| Task requirements |
Write every record out again exactly as shown below.
··········
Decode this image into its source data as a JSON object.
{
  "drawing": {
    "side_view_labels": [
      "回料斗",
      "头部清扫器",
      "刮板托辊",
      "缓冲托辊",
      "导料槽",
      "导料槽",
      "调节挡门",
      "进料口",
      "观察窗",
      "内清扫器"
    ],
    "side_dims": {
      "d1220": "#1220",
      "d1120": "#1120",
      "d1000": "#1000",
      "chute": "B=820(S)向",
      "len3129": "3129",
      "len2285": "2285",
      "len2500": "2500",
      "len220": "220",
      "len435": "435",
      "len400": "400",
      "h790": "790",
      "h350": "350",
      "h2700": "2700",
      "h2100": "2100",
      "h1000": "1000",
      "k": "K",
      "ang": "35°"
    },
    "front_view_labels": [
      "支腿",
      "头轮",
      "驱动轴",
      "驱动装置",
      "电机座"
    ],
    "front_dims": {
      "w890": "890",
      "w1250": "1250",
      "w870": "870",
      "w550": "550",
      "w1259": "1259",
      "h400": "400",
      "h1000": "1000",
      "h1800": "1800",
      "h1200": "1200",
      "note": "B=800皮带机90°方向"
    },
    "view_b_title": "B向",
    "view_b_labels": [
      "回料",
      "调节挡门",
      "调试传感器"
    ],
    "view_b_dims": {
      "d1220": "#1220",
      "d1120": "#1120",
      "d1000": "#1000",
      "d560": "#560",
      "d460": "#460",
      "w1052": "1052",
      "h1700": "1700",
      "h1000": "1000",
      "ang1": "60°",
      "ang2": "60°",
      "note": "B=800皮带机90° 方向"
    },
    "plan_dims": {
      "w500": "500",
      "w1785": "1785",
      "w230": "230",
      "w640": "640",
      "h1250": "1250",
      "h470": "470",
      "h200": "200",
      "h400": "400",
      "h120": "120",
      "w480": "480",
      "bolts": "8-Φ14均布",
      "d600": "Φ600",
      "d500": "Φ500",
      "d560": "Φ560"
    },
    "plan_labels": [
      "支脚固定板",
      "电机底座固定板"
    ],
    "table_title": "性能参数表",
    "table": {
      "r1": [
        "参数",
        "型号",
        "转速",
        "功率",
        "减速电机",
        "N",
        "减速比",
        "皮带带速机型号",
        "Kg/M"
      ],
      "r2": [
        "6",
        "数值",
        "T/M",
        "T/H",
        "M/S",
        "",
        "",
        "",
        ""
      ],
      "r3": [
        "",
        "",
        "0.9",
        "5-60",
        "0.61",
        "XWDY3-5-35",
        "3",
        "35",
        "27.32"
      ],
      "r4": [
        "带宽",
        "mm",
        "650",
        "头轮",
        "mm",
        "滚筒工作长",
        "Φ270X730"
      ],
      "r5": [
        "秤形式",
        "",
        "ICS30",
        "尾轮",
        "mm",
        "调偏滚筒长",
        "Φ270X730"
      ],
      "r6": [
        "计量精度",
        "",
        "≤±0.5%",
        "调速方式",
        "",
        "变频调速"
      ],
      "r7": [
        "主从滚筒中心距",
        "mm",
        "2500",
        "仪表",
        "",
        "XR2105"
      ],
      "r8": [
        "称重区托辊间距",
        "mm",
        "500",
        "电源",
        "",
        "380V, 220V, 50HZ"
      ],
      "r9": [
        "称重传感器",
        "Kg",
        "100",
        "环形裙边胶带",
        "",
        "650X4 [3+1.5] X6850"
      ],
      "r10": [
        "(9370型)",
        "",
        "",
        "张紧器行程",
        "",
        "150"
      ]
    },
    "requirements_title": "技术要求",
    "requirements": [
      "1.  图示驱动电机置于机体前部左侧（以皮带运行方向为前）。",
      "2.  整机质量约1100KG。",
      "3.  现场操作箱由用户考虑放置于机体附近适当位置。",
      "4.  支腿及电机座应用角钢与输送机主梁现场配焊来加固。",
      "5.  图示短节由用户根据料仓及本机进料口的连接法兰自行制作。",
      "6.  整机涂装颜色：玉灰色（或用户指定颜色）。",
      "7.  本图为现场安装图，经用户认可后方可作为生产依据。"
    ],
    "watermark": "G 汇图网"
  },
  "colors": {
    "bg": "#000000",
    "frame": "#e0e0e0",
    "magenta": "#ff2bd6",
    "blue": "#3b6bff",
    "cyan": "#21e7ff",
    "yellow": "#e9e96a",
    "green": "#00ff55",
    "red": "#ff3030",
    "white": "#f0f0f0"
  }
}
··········
| Response area |
Decode this image into its source data as a JSON object.
{
  "drawing": {
    "side_view_labels": [
      "回料斗",
      "头部清扫器",
      "刮板托辊",
      "缓冲托辊",
      "导料槽",
      "导料槽",
      "调节挡门",
      "进料口",
      "观察窗",
      "内清扫器"
    ],
    "side_dims": {
      "d1220": "#1220",
      "d1120": "#1120",
      "d1000": "#1000",
      "chute": "B=820(S)向",
      "len3129": "3129",
      "len2285": "2285",
      "len2500": "2500",
      "len220": "220",
      "len435": "435",
      "len400": "400",
      "h790": "790",
      "h350": "350",
      "h2700": "2700",
      "h2100": "2100",
      "h1000": "1000",
      "k": "K",
      "ang": "35°"
    },
    "front_view_labels": [
      "支腿",
      "头轮",
      "驱动轴",
      "驱动装置",
      "电机座"
    ],
    "front_dims": {
      "w890": "890",
      "w1250": "1250",
      "w870": "870",
      "w550": "550",
      "w1259": "1259",
      "h400": "400",
      "h1000": "1000",
      "h1800": "1800",
      "h1200": "1200",
      "note": "B=800皮带机90°方向"
    },
    "view_b_title": "B向",
    "view_b_labels": [
      "回料",
      "调节挡门",
      "调试传感器"
    ],
    "view_b_dims": {
      "d1220": "#1220",
      "d1120": "#1120",
      "d1000": "#1000",
      "d560": "#560",
      "d460": "#460",
      "w1052": "1052",
      "h1700": "1700",
      "h1000": "1000",
      "ang1": "60°",
      "ang2": "60°",
      "note": "B=800皮带机90° 方向"
    },
    "plan_dims": {
      "w500": "500",
      "w1785": "1785",
      "w230": "230",
      "w640": "640",
      "h1250": "1250",
      "h470": "470",
      "h200": "200",
      "h400": "400",
      "h120": "120",
      "w480": "480",
      "bolts": "8-Φ14均布",
      "d600": "Φ600",
      "d500": "Φ500",
      "d560": "Φ560"
    },
    "plan_labels": [
      "支脚固定板",
      "电机底座固定板"
    ],
    "table_title": "性能参数表",
    "table": {
      "r1": [
        "参数",
        "型号",
        "转速",
        "功率",
        "减速电机",
        "N",
        "减速比",
        "皮带带速机型号",
        "Kg/M"
      ],
      "r2": [
        "6",
        "数值",
        "T/M",
        "T/H",
        "M/S",
        "",
        "",
        "",
        ""
      ],
      "r3": [
        "",
        "",
        "0.9",
        "5-60",
        "0.61",
        "XWDY3-5-35",
        "3",
        "35",
        "27.32"
      ],
      "r4": [
        "带宽",
        "mm",
        "650",
        "头轮",
        "mm",
        "滚筒工作长",
        "Φ270X730"
      ],
      "r5": [
        "秤形式",
        "",
        "ICS30",
        "尾轮",
        "mm",
        "调偏滚筒长",
        "Φ270X730"
      ],
      "r6": [
        "计量精度",
        "",
        "≤±0.5%",
        "调速方式",
        "",
        "变频调速"
      ],
      "r7": [
        "主从滚筒中心距",
        "mm",
        "2500",
        "仪表",
        "",
        "XR2105"
      ],
      "r8": [
        "称重区托辊间距",
        "mm",
        "500",
        "电源",
        "",
        "380V, 220V, 50HZ"
      ],
      "r9": [
        "称重传感器",
        "Kg",
        "100",
        "环形裙边胶带",
        "",
        "650X4 [3+1.5] X6850"
      ],
      "r10": [
        "(9370型)",
        "",
        "",
        "张紧器行程",
        "",
        "150"
      ]
    },
    "requirements_title": "技术要求",
    "requirements": [
      "1.  图示驱动电机置于机体前部左侧（以皮带运行方向为前）。",
      "2.  整机质量约1100KG。",
      "3.  现场操作箱由用户考虑放置于机体附近适当位置。",
      "4.  支腿及电机座应用角钢与输送机主梁现场配焊来加固。",
      "5.  图示短节由用户根据料仓及本机进料口的连接法兰自行制作。",
      "6.  整机涂装颜色：玉灰色（或用户指定颜色）。",
      "7.  本图为现场安装图，经用户认可后方可作为生产依据。"
    ],
    "watermark": "G 汇图网"
  },
  "colors": {
    "bg": "#000000",
    "frame": "#e0e0e0",
    "magenta": "#ff2bd6",
    "blue": "#3b6bff",
    "cyan": "#21e7ff",
    "yellow": "#e9e96a",
    "green": "#00ff55",
    "red": "#ff3030",
    "white": "#f0f0f0"
  }
}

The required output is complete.